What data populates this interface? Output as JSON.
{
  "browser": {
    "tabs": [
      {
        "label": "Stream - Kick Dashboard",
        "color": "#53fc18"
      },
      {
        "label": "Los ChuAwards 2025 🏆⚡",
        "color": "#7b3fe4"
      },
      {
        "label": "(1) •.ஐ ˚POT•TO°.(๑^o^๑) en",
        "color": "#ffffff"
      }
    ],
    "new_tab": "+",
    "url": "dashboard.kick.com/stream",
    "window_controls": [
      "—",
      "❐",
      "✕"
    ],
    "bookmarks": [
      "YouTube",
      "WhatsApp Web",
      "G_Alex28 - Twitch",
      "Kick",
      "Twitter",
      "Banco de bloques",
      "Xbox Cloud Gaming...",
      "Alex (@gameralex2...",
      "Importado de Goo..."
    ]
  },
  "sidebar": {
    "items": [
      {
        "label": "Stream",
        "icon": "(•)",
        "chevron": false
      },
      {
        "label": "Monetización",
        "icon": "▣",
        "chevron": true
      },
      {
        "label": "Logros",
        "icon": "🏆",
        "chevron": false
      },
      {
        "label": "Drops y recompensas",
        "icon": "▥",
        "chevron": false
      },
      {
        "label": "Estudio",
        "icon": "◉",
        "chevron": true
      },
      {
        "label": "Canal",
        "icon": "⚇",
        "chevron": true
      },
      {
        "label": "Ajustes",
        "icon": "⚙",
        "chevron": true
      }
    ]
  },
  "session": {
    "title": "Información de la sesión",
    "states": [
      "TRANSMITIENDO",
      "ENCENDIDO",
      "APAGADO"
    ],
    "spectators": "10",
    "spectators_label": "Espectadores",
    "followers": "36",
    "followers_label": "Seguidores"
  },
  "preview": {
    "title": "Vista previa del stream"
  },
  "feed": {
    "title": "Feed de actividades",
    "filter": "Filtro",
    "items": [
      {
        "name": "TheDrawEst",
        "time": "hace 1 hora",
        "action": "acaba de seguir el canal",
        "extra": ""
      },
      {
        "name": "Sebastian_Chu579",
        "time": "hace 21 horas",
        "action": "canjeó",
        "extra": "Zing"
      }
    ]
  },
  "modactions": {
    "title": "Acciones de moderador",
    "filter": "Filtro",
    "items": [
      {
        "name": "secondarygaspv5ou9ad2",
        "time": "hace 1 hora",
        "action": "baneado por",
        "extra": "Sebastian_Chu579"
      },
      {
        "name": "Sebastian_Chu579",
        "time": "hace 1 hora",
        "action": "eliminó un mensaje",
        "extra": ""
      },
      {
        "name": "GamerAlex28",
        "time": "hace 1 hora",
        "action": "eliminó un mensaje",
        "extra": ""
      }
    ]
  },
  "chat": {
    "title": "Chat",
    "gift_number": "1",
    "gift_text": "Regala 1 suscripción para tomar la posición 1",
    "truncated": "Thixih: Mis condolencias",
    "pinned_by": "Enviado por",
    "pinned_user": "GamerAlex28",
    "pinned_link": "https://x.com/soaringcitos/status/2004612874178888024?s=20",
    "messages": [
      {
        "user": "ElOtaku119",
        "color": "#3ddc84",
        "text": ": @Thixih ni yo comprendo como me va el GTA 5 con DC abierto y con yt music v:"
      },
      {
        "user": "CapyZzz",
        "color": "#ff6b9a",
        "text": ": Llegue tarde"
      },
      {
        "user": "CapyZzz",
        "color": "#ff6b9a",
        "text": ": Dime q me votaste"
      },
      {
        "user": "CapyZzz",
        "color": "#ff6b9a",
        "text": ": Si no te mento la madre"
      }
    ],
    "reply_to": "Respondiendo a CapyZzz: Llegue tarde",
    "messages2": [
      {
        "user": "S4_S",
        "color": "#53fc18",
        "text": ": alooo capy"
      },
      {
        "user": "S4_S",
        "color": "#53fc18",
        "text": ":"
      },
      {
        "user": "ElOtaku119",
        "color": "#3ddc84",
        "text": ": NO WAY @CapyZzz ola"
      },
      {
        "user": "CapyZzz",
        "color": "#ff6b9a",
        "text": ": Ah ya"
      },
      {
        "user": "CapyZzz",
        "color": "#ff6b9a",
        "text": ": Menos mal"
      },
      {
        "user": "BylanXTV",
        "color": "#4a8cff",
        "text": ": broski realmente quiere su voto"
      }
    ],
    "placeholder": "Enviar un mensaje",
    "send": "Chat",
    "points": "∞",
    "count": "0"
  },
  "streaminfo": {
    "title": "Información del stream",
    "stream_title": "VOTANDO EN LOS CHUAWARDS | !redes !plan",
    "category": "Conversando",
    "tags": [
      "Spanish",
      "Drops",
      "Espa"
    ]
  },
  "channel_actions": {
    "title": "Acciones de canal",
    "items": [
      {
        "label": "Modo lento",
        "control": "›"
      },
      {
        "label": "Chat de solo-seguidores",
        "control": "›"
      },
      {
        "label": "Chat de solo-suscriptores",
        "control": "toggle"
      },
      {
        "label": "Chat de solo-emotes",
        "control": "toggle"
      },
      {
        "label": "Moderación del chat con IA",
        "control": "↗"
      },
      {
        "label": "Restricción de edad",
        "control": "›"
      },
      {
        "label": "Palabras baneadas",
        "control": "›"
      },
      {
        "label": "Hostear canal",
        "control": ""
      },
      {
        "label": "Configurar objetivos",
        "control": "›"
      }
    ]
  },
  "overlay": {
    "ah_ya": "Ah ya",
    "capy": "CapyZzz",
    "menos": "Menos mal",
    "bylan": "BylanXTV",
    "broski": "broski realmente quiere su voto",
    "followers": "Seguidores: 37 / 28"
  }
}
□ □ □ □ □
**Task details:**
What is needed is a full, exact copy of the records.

**Answer section:**
What data populates this interface? Output as JSON.
{
  "browser": {
    "tabs": [
      {
        "label": "Stream - Kick Dashboard",
        "color": "#53fc18"
      },
      {
        "label": "Los ChuAwards 2025 🏆⚡",
        "color": "#7b3fe4"
      },
      {
        "label": "(1) •.ஐ ˚POT•TO°.(๑^o^๑) en",
        "color": "#ffffff"
      }
    ],
    "new_tab": "+",
    "url": "dashboard.kick.com/stream",
    "window_controls": [
      "—",
      "❐",
      "✕"
    ],
    "bookmarks": [
      "YouTube",
      "WhatsApp Web",
      "G_Alex28 - Twitch",
      "Kick",
      "Twitter",
      "Banco de bloques",
      "Xbox Cloud Gaming...",
      "Alex (@gameralex2...",
      "Importado de Goo..."
    ]
  },
  "sidebar": {
    "items": [
      {
        "label": "Stream",
        "icon": "(•)",
        "chevron": false
      },
      {
        "label": "Monetización",
        "icon": "▣",
        "chevron": true
      },
      {
        "label": "Logros",
        "icon": "🏆",
        "chevron": false
      },
      {
        "label": "Drops y recompensas",
        "icon": "▥",
        "chevron": false
      },
      {
        "label": "Estudio",
        "icon": "◉",
        "chevron": true
      },
      {
        "label": "Canal",
        "icon": "⚇",
        "chevron": true
      },
      {
        "label": "Ajustes",
        "icon": "⚙",
        "chevron": true
      }
    ]
  },
  "session": {
    "title": "Información de la sesión",
    "states": [
      "TRANSMITIENDO",
      "ENCENDIDO",
      "APAGADO"
    ],
    "spectators": "10",
    "spectators_label": "Espectadores",
    "followers": "36",
    "followers_label": "Seguidores"
  },
  "preview": {
    "title": "Vista previa del stream"
  },
  "feed": {
    "title": "Feed de actividades",
    "filter": "Filtro",
    "items": [
      {
        "name": "TheDrawEst",
        "time": "hace 1 hora",
        "action": "acaba de seguir el canal",
        "extra": ""
      },
      {
        "name": "Sebastian_Chu579",
        "time": "hace 21 horas",
        "action": "canjeó",
        "extra": "Zing"
      }
    ]
  },
  "modactions": {
    "title": "Acciones de moderador",
    "filter": "Filtro",
    "items": [
      {
        "name": "secondarygaspv5ou9ad2",
        "time": "hace 1 hora",
        "action": "baneado por",
        "extra": "Sebastian_Chu579"
      },
      {
        "name": "Sebastian_Chu579",
        "time": "hace 1 hora",
        "action": "eliminó un mensaje",
        "extra": ""
      },
      {
        "name": "GamerAlex28",
        "time": "hace 1 hora",
        "action": "eliminó un mensaje",
        "extra": ""
      }
    ]
  },
  "chat": {
    "title": "Chat",
    "gift_number": "1",
    "gift_text": "Regala 1 suscripción para tomar la posición 1",
    "truncated": "Thixih: Mis condolencias",
    "pinned_by": "Enviado por",
    "pinned_user": "GamerAlex28",
    "pinned_link": "https://x.com/soaringcitos/status/2004612874178888024?s=20",
    "messages": [
      {
        "user": "ElOtaku119",
        "color": "#3ddc84",
        "text": ": @Thixih ni yo comprendo como me va el GTA 5 con DC abierto y con yt music v:"
      },
      {
        "user": "CapyZzz",
        "color": "#ff6b9a",
        "text": ": Llegue tarde"
      },
      {
        "user": "CapyZzz",
        "color": "#ff6b9a",
        "text": ": Dime q me votaste"
      },
      {
        "user": "CapyZzz",
        "color": "#ff6b9a",
        "text": ": Si no te mento la madre"
      }
    ],
    "reply_to": "Respondiendo a CapyZzz: Llegue tarde",
    "messages2": [
      {
        "user": "S4_S",
        "color": "#53fc18",
        "text": ": alooo capy"
      },
      {
        "user": "S4_S",
        "color": "#53fc18",
        "text": ":"
      },
      {
        "user": "ElOtaku119",
        "color": "#3ddc84",
        "text": ": NO WAY @CapyZzz ola"
      },
      {
        "user": "CapyZzz",
        "color": "#ff6b9a",
        "text": ": Ah ya"
      },
      {
        "user": "CapyZzz",
        "color": "#ff6b9a",
        "text": ": Menos mal"
      },
      {
        "user": "BylanXTV",
        "color": "#4a8cff",
        "text": ": broski realmente quiere su voto"
      }
    ],
    "placeholder": "Enviar un mensaje",
    "send": "Chat",
    "points": "∞",
    "count": "0"
  },
  "streaminfo": {
    "title": "Información del stream",
    "stream_title": "VOTANDO EN LOS CHUAWARDS | !redes !plan",
    "category": "Conversando",
    "tags": [
      "Spanish",
      "Drops",
      "Espa"
    ]
  },
  "channel_actions": {
    "title": "Acciones de canal",
    "items": [
      {
        "label": "Modo lento",
        "control": "›"
      },
      {
        "label": "Chat de solo-seguidores",
        "control": "›"
      },
      {
        "label": "Chat de solo-suscriptores",
        "control": "toggle"
      },
      {
        "label": "Chat de solo-emotes",
        "control": "toggle"
      },
      {
        "label": "Moderación del chat con IA",
        "control": "↗"
      },
      {
        "label": "Restricción de edad",
        "control": "›"
      },
      {
        "label": "Palabras baneadas",
        "control": "›"
      },
      {
        "label": "Hostear canal",
        "control": ""
      },
      {
        "label": "Configurar objetivos",
        "control": "›"
      }
    ]
  },
  "overlay": {
    "ah_ya": "Ah ya",
    "capy": "CapyZzz",
    "menos": "Menos mal",
    "bylan": "BylanXTV",
    "broski": "broski realmente quiere su voto",
    "followers": "Seguidores: 37 / 28"
  }
}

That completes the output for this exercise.